◆ TASK REQUIREMENTS
Every line in the records below that holds "JSON" must be identified and copied.

Page and application data records:
════════════════
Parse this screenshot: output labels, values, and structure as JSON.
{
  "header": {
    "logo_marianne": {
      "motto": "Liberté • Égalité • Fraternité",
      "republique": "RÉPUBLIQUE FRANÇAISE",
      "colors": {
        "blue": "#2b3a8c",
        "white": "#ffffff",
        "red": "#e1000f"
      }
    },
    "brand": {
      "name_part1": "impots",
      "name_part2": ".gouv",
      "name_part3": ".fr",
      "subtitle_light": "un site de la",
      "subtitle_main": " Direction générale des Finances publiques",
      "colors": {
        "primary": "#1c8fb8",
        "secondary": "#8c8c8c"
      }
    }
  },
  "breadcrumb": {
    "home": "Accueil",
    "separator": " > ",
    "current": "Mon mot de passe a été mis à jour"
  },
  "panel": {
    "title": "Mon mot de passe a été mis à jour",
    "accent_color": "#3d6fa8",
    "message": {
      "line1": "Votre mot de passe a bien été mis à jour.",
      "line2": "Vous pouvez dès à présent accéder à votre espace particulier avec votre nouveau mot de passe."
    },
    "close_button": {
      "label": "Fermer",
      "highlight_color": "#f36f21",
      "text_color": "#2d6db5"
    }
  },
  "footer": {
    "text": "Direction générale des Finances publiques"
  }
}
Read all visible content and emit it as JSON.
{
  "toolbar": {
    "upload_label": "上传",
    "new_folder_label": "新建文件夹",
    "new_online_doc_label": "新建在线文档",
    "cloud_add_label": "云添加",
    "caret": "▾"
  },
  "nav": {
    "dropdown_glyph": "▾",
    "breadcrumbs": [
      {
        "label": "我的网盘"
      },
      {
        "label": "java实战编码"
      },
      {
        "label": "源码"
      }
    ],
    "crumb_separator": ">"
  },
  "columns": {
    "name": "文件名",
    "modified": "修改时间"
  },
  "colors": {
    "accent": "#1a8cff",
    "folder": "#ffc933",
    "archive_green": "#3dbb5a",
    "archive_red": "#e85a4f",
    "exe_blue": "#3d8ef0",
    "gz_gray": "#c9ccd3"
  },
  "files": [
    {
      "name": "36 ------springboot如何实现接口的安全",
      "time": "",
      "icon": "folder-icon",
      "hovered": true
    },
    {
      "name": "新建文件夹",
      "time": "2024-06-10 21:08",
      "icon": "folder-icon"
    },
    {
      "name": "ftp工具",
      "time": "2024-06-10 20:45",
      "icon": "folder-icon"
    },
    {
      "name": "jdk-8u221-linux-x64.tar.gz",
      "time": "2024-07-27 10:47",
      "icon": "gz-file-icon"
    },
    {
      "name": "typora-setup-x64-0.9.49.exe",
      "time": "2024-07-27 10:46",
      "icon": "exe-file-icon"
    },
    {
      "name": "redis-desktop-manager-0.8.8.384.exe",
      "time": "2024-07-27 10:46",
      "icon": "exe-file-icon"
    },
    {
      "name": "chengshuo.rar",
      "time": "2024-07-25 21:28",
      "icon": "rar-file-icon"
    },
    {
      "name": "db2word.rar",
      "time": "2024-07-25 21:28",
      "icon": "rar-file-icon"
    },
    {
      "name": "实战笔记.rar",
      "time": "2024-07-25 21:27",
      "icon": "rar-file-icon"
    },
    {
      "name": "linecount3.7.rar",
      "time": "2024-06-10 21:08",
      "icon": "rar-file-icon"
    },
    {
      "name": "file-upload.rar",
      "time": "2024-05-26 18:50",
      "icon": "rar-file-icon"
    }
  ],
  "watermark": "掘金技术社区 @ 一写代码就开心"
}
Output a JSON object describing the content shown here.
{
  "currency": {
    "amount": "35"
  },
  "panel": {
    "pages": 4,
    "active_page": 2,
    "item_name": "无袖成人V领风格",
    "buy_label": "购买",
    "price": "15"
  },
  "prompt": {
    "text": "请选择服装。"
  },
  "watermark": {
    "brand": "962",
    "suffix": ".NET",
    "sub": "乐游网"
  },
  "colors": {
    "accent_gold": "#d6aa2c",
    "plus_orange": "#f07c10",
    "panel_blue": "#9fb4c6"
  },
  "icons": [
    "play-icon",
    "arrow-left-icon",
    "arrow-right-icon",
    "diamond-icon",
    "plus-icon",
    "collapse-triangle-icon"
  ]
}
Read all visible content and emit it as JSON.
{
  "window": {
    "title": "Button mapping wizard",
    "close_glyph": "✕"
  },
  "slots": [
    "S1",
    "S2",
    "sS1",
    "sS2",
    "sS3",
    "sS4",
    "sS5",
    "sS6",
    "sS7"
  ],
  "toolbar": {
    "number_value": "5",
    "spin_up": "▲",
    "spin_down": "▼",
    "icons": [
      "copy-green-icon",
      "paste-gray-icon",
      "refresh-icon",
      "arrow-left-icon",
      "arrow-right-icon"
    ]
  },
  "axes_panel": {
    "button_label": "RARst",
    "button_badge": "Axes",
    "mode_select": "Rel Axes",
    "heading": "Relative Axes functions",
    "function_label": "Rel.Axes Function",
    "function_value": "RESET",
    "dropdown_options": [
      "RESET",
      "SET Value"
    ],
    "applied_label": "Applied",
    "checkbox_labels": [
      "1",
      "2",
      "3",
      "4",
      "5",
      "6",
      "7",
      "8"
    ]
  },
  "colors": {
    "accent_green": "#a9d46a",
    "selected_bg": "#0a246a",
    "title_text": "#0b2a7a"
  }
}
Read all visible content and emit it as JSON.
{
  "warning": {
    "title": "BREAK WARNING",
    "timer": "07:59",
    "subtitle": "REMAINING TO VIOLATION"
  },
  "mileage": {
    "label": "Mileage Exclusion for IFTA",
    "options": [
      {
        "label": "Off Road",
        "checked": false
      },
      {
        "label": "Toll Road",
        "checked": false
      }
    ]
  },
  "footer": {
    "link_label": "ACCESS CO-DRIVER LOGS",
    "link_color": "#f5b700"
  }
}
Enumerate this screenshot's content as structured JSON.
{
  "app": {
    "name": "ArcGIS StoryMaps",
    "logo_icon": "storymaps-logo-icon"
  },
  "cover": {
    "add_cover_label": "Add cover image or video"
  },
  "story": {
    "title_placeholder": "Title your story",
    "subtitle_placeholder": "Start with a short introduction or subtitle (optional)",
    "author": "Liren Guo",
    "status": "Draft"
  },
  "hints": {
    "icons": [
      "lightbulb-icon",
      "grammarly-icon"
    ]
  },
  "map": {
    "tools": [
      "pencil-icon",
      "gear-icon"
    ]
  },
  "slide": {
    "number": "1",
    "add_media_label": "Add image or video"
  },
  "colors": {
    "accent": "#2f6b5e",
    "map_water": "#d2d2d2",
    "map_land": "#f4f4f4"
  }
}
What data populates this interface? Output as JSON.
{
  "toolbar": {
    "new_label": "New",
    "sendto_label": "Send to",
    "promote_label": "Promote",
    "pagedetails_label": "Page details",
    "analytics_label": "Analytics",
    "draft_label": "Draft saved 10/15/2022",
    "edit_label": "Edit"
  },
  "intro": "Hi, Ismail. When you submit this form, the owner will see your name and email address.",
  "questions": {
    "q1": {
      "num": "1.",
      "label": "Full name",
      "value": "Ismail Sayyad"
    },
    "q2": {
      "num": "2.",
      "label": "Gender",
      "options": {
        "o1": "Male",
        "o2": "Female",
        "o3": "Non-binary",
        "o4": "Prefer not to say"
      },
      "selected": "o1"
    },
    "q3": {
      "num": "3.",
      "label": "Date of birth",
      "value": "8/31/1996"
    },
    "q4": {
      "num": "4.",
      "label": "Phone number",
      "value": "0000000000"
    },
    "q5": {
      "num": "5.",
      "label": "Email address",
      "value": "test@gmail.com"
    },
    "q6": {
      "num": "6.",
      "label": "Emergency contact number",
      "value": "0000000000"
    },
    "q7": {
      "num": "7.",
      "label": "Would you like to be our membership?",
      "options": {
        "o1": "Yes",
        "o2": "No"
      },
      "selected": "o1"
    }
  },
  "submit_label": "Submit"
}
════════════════
◆ OUTPUT OF THE EXERCISE
Parse this screenshot: output labels, values, and structure as JSON.
Read all visible content and emit it as JSON.
Output a JSON object describing the content shown here.
Read all visible content and emit it as JSON.
Read all visible content and emit it as JSON.
Enumerate this screenshot's content as structured JSON.
What data populates this interface? Output as JSON.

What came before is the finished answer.